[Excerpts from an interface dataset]
════════════════════

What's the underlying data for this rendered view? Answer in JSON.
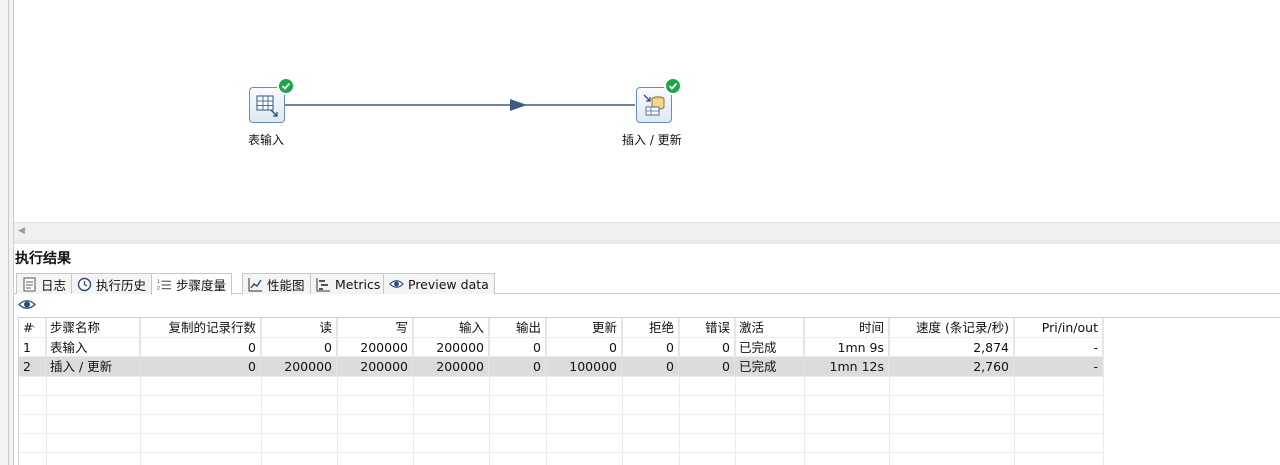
{
  "canvas": {
    "steps": [
      {
        "label": "表输入",
        "icon": "table-input-icon",
        "status": "ok"
      },
      {
        "label": "插入 / 更新",
        "icon": "insert-update-icon",
        "status": "ok"
      }
    ]
  },
  "results": {
    "title": "执行结果",
    "tabs": [
      {
        "label": "日志",
        "icon": "log-icon"
      },
      {
        "label": "执行历史",
        "icon": "history-icon"
      },
      {
        "label": "步骤度量",
        "icon": "step-metrics-icon",
        "active": true
      },
      {
        "label": "性能图",
        "icon": "performance-chart-icon"
      },
      {
        "label": "Metrics",
        "icon": "metrics-icon"
      },
      {
        "label": "Preview data",
        "icon": "preview-eye-icon"
      }
    ],
    "table": {
      "headers": [
        "#",
        "步骤名称",
        "复制的记录行数",
        "读",
        "写",
        "输入",
        "输出",
        "更新",
        "拒绝",
        "错误",
        "激活",
        "时间",
        "速度 (条记录/秒)",
        "Pri/in/out"
      ],
      "rows": [
        [
          "1",
          "表输入",
          "0",
          "0",
          "200000",
          "200000",
          "0",
          "0",
          "0",
          "0",
          "已完成",
          "1mn 9s",
          "2,874",
          "-"
        ],
        [
          "2",
          "插入 / 更新",
          "0",
          "200000",
          "200000",
          "200000",
          "0",
          "100000",
          "0",
          "0",
          "已完成",
          "1mn 12s",
          "2,760",
          "-"
        ]
      ]
    }
  },
  "colors": {
    "success": "#1fa64a",
    "hop": "#3d5a80",
    "selected_row": "#dcdcdc"
  }
}
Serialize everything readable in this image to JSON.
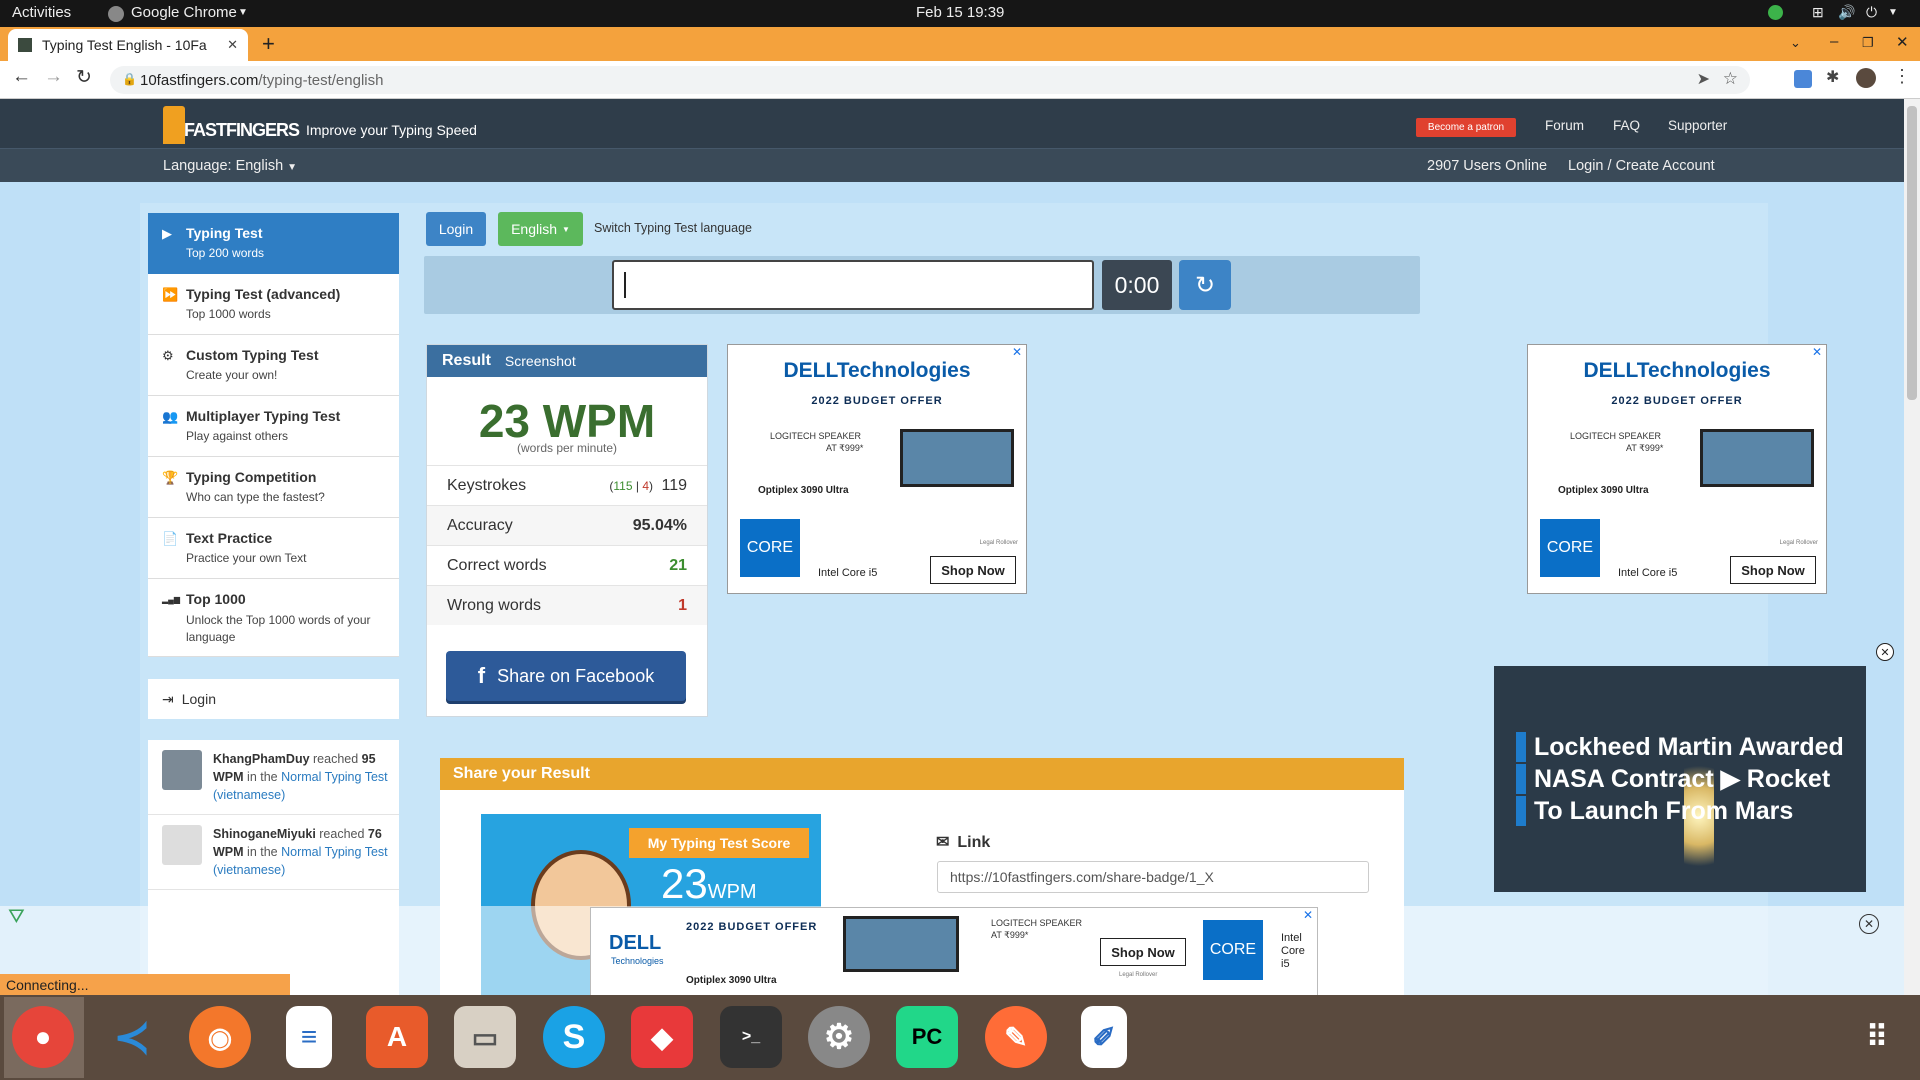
{
  "os": {
    "activities": "Activities",
    "app": "Google Chrome",
    "clock": "Feb 15  19:39"
  },
  "browser": {
    "tab_title": "Typing Test English - 10Fa",
    "url_domain": "10fastfingers.com",
    "url_path": "/typing-test/english"
  },
  "site": {
    "logo": "FASTFINGERS",
    "tagline": "Improve your Typing Speed",
    "patron": "Become a patron",
    "nav": [
      "Forum",
      "FAQ",
      "Supporter"
    ],
    "language_menu": "Language: English",
    "users_online": "2907 Users Online",
    "login_create": "Login / Create Account"
  },
  "sidebar": {
    "items": [
      {
        "title": "Typing Test",
        "sub": "Top 200 words",
        "icon": "play-icon",
        "glyph": "▶"
      },
      {
        "title": "Typing Test (advanced)",
        "sub": "Top 1000 words",
        "icon": "fast-forward-icon",
        "glyph": "⏩"
      },
      {
        "title": "Custom Typing Test",
        "sub": "Create your own!",
        "icon": "cogs-icon",
        "glyph": "⚙"
      },
      {
        "title": "Multiplayer Typing Test",
        "sub": "Play against others",
        "icon": "users-icon",
        "glyph": "👥"
      },
      {
        "title": "Typing Competition",
        "sub": "Who can type the fastest?",
        "icon": "trophy-icon",
        "glyph": "🏆"
      },
      {
        "title": "Text Practice",
        "sub": "Practice your own Text",
        "icon": "file-icon",
        "glyph": "📄"
      },
      {
        "title": "Top 1000",
        "sub": "Unlock the Top 1000 words of your language",
        "icon": "signal-icon",
        "glyph": "▂▄▆"
      }
    ],
    "login": "Login"
  },
  "feed": [
    {
      "user": "KhangPhamDuy",
      "mid": " reached ",
      "wpm": "95 WPM",
      "in": " in the ",
      "test": "Normal Typing Test (vietnamese)"
    },
    {
      "user": "ShinoganeMiyuki",
      "mid": " reached ",
      "wpm": "76 WPM",
      "in": " in the ",
      "test": "Normal Typing Test (vietnamese)"
    }
  ],
  "controls": {
    "login": "Login",
    "language": "English",
    "switch_label": "Switch Typing Test language",
    "timer": "0:00"
  },
  "result": {
    "header": "Result",
    "screenshot": "Screenshot",
    "wpm": "23 WPM",
    "wpm_sub": "(words per minute)",
    "keystrokes_label": "Keystrokes",
    "keystrokes_correct": "115",
    "keystrokes_wrong": "4",
    "keystrokes_total": "119",
    "accuracy_label": "Accuracy",
    "accuracy": "95.04%",
    "correct_label": "Correct words",
    "correct": "21",
    "wrong_label": "Wrong words",
    "wrong": "1",
    "share_fb": "Share on Facebook"
  },
  "share": {
    "header": "Share your Result",
    "badge_title": "My Typing Test Score",
    "badge_value": "23",
    "badge_unit": "WPM",
    "link_label": "Link",
    "link_value": "https://10fastfingers.com/share-badge/1_X"
  },
  "ads": {
    "brand": "DELLTechnologies",
    "offer": "2022 BUDGET OFFER",
    "speaker": "LOGITECH SPEAKER",
    "speaker_price": "AT ₹999*",
    "product": "Optiplex 3090 Ultra",
    "chip": "Intel Core i5",
    "shop": "Shop Now",
    "legal": "Legal Rollover",
    "bottom_brand": "DELL",
    "bottom_brand_sub": "Technologies",
    "bottom_chip": "Intel Core i5"
  },
  "video": {
    "line1": "Lockheed Martin Awarded",
    "line2": "NASA Contract",
    "line2b": "Rocket",
    "line3": "To Launch From Mars"
  },
  "status": "Connecting...",
  "colors": {
    "accent": "#2f7ec4",
    "green": "#5cb85c",
    "orange": "#e8a52d",
    "header": "#2f3d4a"
  }
}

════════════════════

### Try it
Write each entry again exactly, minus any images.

### Result below
What's the underlying data for this rendered view? Answer in JSON.
{
  "canvas": {
    "steps": [
      {
        "label": "表输入",
        "icon": "table-input-icon",
        "status": "ok"
      },
      {
        "label": "插入 / 更新",
        "icon": "insert-update-icon",
        "status": "ok"
      }
    ]
  },
  "results": {
    "title": "执行结果",
    "tabs": [
      {
        "label": "日志",
        "icon": "log-icon"
      },
      {
        "label": "执行历史",
        "icon": "history-icon"
      },
      {
        "label": "步骤度量",
        "icon": "step-metrics-icon",
        "active": true
      },
      {
        "label": "性能图",
        "icon": "performance-chart-icon"
      },
      {
        "label": "Metrics",
        "icon": "metrics-icon"
      },
      {
        "label": "Preview data",
        "icon": "preview-eye-icon"
      }
    ],
    "table": {
      "headers": [
        "#",
        "步骤名称",
        "复制的记录行数",
        "读",
        "写",
        "输入",
        "输出",
        "更新",
        "拒绝",
        "错误",
        "激活",
        "时间",
        "速度 (条记录/秒)",
        "Pri/in/out"
      ],
      "rows": [
        [
          "1",
          "表输入",
          "0",
          "0",
          "200000",
          "200000",
          "0",
          "0",
          "0",
          "0",
          "已完成",
          "1mn 9s",
          "2,874",
          "-"
        ],
        [
          "2",
          "插入 / 更新",
          "0",
          "200000",
          "200000",
          "200000",
          "0",
          "100000",
          "0",
          "0",
          "已完成",
          "1mn 12s",
          "2,760",
          "-"
        ]
      ]
    }
  },
  "colors": {
    "success": "#1fa64a",
    "hop": "#3d5a80",
    "selected_row": "#dcdcdc"
  }
}
Serialize everything readable in this image to JSON.
{
  "os": {
    "activities": "Activities",
    "app": "Google Chrome",
    "clock": "Feb 15  19:39"
  },
  "browser": {
    "tab_title": "Typing Test English - 10Fa",
    "url_domain": "10fastfingers.com",
    "url_path": "/typing-test/english"
  },
  "site": {
    "logo": "FASTFINGERS",
    "tagline": "Improve your Typing Speed",
    "patron": "Become a patron",
    "nav": [
      "Forum",
      "FAQ",
      "Supporter"
    ],
    "language_menu": "Language: English",
    "users_online": "2907 Users Online",
    "login_create": "Login / Create Account"
  },
  "sidebar": {
    "items": [
      {
        "title": "Typing Test",
        "sub": "Top 200 words",
        "icon": "play-icon",
        "glyph": "▶"
      },
      {
        "title": "Typing Test (advanced)",
        "sub": "Top 1000 words",
        "icon": "fast-forward-icon",
        "glyph": "⏩"
      },
      {
        "title": "Custom Typing Test",
        "sub": "Create your own!",
        "icon": "cogs-icon",
        "glyph": "⚙"
      },
      {
        "title": "Multiplayer Typing Test",
        "sub": "Play against others",
        "icon": "users-icon",
        "glyph": "👥"
      },
      {
        "title": "Typing Competition",
        "sub": "Who can type the fastest?",
        "icon": "trophy-icon",
        "glyph": "🏆"
      },
      {
        "title": "Text Practice",
        "sub": "Practice your own Text",
        "icon": "file-icon",
        "glyph": "📄"
      },
      {
        "title": "Top 1000",
        "sub": "Unlock the Top 1000 words of your language",
        "icon": "signal-icon",
        "glyph": "▂▄▆"
      }
    ],
    "login": "Login"
  },
  "feed": [
    {
      "user": "KhangPhamDuy",
      "mid": " reached ",
      "wpm": "95 WPM",
      "in": " in the ",
      "test": "Normal Typing Test (vietnamese)"
    },
    {
      "user": "ShinoganeMiyuki",
      "mid": " reached ",
      "wpm": "76 WPM",
      "in": " in the ",
      "test": "Normal Typing Test (vietnamese)"
    }
  ],
  "controls": {
    "login": "Login",
    "language": "English",
    "switch_label": "Switch Typing Test language",
    "timer": "0:00"
  },
  "result": {
    "header": "Result",
    "screenshot": "Screenshot",
    "wpm": "23 WPM",
    "wpm_sub": "(words per minute)",
    "keystrokes_label": "Keystrokes",
    "keystrokes_correct": "115",
    "keystrokes_wrong": "4",
    "keystrokes_total": "119",
    "accuracy_label": "Accuracy",
    "accuracy": "95.04%",
    "correct_label": "Correct words",
    "correct": "21",
    "wrong_label": "Wrong words",
    "wrong": "1",
    "share_fb": "Share on Facebook"
  },
  "share": {
    "header": "Share your Result",
    "badge_title": "My Typing Test Score",
    "badge_value": "23",
    "badge_unit": "WPM",
    "link_label": "Link",
    "link_value": "https://10fastfingers.com/share-badge/1_X"
  },
  "ads": {
    "brand": "DELLTechnologies",
    "offer": "2022 BUDGET OFFER",
    "speaker": "LOGITECH SPEAKER",
    "speaker_price": "AT ₹999*",
    "product": "Optiplex 3090 Ultra",
    "chip": "Intel Core i5",
    "shop": "Shop Now",
    "legal": "Legal Rollover",
    "bottom_brand": "DELL",
    "bottom_brand_sub": "Technologies",
    "bottom_chip": "Intel Core i5"
  },
  "video": {
    "line1": "Lockheed Martin Awarded",
    "line2": "NASA Contract",
    "line2b": "Rocket",
    "line3": "To Launch From Mars"
  },
  "status": "Connecting...",
  "colors": {
    "accent": "#2f7ec4",
    "green": "#5cb85c",
    "orange": "#e8a52d",
    "header": "#2f3d4a"
  }
}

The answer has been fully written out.